───── Data for the task ─────
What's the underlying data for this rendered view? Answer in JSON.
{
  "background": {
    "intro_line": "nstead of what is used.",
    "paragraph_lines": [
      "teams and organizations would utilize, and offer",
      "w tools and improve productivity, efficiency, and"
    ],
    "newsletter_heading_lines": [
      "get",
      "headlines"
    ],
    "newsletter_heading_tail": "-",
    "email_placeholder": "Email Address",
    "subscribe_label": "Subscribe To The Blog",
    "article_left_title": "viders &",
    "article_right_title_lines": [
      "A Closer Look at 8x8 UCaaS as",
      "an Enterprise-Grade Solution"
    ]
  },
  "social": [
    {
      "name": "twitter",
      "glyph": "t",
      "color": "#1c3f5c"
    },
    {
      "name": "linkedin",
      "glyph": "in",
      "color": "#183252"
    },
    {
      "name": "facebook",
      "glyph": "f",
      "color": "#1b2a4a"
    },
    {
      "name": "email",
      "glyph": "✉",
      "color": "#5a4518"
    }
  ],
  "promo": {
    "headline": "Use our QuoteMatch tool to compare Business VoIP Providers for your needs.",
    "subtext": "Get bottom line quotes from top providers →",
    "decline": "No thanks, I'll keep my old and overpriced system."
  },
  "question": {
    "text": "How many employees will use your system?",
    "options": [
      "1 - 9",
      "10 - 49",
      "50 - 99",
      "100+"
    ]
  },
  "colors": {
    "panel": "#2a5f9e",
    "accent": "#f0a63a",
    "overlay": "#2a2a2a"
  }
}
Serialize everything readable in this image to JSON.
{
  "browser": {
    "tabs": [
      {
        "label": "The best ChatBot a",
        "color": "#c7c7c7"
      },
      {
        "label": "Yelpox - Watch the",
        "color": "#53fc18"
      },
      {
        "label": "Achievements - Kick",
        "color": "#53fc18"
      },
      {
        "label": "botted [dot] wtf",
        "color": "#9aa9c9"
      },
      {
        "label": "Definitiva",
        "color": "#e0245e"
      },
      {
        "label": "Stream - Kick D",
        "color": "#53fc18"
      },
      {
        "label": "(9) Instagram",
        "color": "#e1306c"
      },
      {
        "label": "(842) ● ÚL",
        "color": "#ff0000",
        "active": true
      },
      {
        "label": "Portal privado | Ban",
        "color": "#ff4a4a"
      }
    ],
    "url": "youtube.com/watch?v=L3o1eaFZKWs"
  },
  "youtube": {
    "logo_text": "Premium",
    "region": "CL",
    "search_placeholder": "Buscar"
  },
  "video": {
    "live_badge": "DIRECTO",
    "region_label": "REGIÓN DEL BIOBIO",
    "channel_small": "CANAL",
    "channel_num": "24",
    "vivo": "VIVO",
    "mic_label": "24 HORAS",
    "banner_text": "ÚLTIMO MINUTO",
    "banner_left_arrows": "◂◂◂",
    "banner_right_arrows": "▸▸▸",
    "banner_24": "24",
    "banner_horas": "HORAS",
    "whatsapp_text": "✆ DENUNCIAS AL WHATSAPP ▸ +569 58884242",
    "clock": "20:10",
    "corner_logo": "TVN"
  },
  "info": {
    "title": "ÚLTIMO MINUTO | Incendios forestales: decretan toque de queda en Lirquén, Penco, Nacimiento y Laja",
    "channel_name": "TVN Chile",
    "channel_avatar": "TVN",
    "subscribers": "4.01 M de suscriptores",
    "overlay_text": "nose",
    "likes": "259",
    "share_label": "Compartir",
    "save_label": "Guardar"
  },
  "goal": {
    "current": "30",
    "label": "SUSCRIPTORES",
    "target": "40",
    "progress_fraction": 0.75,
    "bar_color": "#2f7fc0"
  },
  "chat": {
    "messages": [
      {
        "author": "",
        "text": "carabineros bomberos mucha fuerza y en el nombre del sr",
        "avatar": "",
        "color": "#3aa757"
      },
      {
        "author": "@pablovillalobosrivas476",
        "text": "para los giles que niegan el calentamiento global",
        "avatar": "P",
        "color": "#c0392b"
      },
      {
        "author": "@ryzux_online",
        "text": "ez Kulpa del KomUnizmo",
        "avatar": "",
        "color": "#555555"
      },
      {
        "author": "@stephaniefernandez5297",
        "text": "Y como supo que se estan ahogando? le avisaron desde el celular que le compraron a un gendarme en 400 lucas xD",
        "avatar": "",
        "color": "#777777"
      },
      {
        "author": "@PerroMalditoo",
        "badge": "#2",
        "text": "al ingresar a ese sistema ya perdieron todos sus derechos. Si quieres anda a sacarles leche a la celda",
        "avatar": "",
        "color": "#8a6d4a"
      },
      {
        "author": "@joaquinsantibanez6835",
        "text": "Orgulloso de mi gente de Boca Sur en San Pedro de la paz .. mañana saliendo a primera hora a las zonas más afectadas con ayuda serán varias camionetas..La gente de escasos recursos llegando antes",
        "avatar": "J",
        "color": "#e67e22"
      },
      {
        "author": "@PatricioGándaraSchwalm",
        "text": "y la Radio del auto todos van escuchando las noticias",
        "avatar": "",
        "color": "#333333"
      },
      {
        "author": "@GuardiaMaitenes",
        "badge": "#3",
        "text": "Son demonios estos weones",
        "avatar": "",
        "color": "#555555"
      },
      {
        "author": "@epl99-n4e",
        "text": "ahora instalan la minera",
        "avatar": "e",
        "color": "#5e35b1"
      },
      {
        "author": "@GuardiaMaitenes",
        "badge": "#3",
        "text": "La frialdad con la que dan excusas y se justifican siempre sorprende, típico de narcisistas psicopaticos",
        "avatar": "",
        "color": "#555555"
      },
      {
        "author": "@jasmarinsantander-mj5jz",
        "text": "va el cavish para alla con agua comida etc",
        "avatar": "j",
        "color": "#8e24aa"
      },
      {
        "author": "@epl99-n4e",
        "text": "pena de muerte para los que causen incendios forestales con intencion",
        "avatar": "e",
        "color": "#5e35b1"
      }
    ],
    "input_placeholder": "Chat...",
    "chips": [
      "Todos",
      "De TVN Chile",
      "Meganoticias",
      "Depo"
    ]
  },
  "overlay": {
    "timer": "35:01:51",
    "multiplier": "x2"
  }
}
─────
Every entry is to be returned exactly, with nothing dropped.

What's the underlying data for this rendered view? Answer in JSON.
{
  "background": {
    "intro_line": "nstead of what is used.",
    "paragraph_lines": [
      "teams and organizations would utilize, and offer",
      "w tools and improve productivity, efficiency, and"
    ],
    "newsletter_heading_lines": [
      "get",
      "headlines"
    ],
    "newsletter_heading_tail": "-",
    "email_placeholder": "Email Address",
    "subscribe_label": "Subscribe To The Blog",
    "article_left_title": "viders &",
    "article_right_title_lines": [
      "A Closer Look at 8x8 UCaaS as",
      "an Enterprise-Grade Solution"
    ]
  },
  "social": [
    {
      "name": "twitter",
      "glyph": "t",
      "color": "#1c3f5c"
    },
    {
      "name": "linkedin",
      "glyph": "in",
      "color": "#183252"
    },
    {
      "name": "facebook",
      "glyph": "f",
      "color": "#1b2a4a"
    },
    {
      "name": "email",
      "glyph": "✉",
      "color": "#5a4518"
    }
  ],
  "promo": {
    "headline": "Use our QuoteMatch tool to compare Business VoIP Providers for your needs.",
    "subtext": "Get bottom line quotes from top providers →",
    "decline": "No thanks, I'll keep my old and overpriced system."
  },
  "question": {
    "text": "How many employees will use your system?",
    "options": [
      "1 - 9",
      "10 - 49",
      "50 - 99",
      "100+"
    ]
  },
  "colors": {
    "panel": "#2a5f9e",
    "accent": "#f0a63a",
    "overlay": "#2a2a2a"
  }
}
Serialize everything readable in this image to JSON.
{
  "browser": {
    "tabs": [
      {
        "label": "The best ChatBot a",
        "color": "#c7c7c7"
      },
      {
        "label": "Yelpox - Watch the",
        "color": "#53fc18"
      },
      {
        "label": "Achievements - Kick",
        "color": "#53fc18"
      },
      {
        "label": "botted [dot] wtf",
        "color": "#9aa9c9"
      },
      {
        "label": "Definitiva",
        "color": "#e0245e"
      },
      {
        "label": "Stream - Kick D",
        "color": "#53fc18"
      },
      {
        "label": "(9) Instagram",
        "color": "#e1306c"
      },
      {
        "label": "(842) ● ÚL",
        "color": "#ff0000",
        "active": true
      },
      {
        "label": "Portal privado | Ban",
        "color": "#ff4a4a"
      }
    ],
    "url": "youtube.com/watch?v=L3o1eaFZKWs"
  },
  "youtube": {
    "logo_text": "Premium",
    "region": "CL",
    "search_placeholder": "Buscar"
  },
  "video": {
    "live_badge": "DIRECTO",
    "region_label": "REGIÓN DEL BIOBIO",
    "channel_small": "CANAL",
    "channel_num": "24",
    "vivo": "VIVO",
    "mic_label": "24 HORAS",
    "banner_text": "ÚLTIMO MINUTO",
    "banner_left_arrows": "◂◂◂",
    "banner_right_arrows": "▸▸▸",
    "banner_24": "24",
    "banner_horas": "HORAS",
    "whatsapp_text": "✆ DENUNCIAS AL WHATSAPP ▸ +569 58884242",
    "clock": "20:10",
    "corner_logo": "TVN"
  },
  "info": {
    "title": "ÚLTIMO MINUTO | Incendios forestales: decretan toque de queda en Lirquén, Penco, Nacimiento y Laja",
    "channel_name": "TVN Chile",
    "channel_avatar": "TVN",
    "subscribers": "4.01 M de suscriptores",
    "overlay_text": "nose",
    "likes": "259",
    "share_label": "Compartir",
    "save_label": "Guardar"
  },
  "goal": {
    "current": "30",
    "label": "SUSCRIPTORES",
    "target": "40",
    "progress_fraction": 0.75,
    "bar_color": "#2f7fc0"
  },
  "chat": {
    "messages": [
      {
        "author": "",
        "text": "carabineros bomberos mucha fuerza y en el nombre del sr",
        "avatar": "",
        "color": "#3aa757"
      },
      {
        "author": "@pablovillalobosrivas476",
        "text": "para los giles que niegan el calentamiento global",
        "avatar": "P",
        "color": "#c0392b"
      },
      {
        "author": "@ryzux_online",
        "text": "ez Kulpa del KomUnizmo",
        "avatar": "",
        "color": "#555555"
      },
      {
        "author": "@stephaniefernandez5297",
        "text": "Y como supo que se estan ahogando? le avisaron desde el celular que le compraron a un gendarme en 400 lucas xD",
        "avatar": "",
        "color": "#777777"
      },
      {
        "author": "@PerroMalditoo",
        "badge": "#2",
        "text": "al ingresar a ese sistema ya perdieron todos sus derechos. Si quieres anda a sacarles leche a la celda",
        "avatar": "",
        "color": "#8a6d4a"
      },
      {
        "author": "@joaquinsantibanez6835",
        "text": "Orgulloso de mi gente de Boca Sur en San Pedro de la paz .. mañana saliendo a primera hora a las zonas más afectadas con ayuda serán varias camionetas..La gente de escasos recursos llegando antes",
        "avatar": "J",
        "color": "#e67e22"
      },
      {
        "author": "@PatricioGándaraSchwalm",
        "text": "y la Radio del auto todos van escuchando las noticias",
        "avatar": "",
        "color": "#333333"
      },
      {
        "author": "@GuardiaMaitenes",
        "badge": "#3",
        "text": "Son demonios estos weones",
        "avatar": "",
        "color": "#555555"
      },
      {
        "author": "@epl99-n4e",
        "text": "ahora instalan la minera",
        "avatar": "e",
        "color": "#5e35b1"
      },
      {
        "author": "@GuardiaMaitenes",
        "badge": "#3",
        "text": "La frialdad con la que dan excusas y se justifican siempre sorprende, típico de narcisistas psicopaticos",
        "avatar": "",
        "color": "#555555"
      },
      {
        "author": "@jasmarinsantander-mj5jz",
        "text": "va el cavish para alla con agua comida etc",
        "avatar": "j",
        "color": "#8e24aa"
      },
      {
        "author": "@epl99-n4e",
        "text": "pena de muerte para los que causen incendios forestales con intencion",
        "avatar": "e",
        "color": "#5e35b1"
      }
    ],
    "input_placeholder": "Chat...",
    "chips": [
      "Todos",
      "De TVN Chile",
      "Meganoticias",
      "Depo"
    ]
  },
  "overlay": {
    "timer": "35:01:51",
    "multiplier": "x2"
  }
}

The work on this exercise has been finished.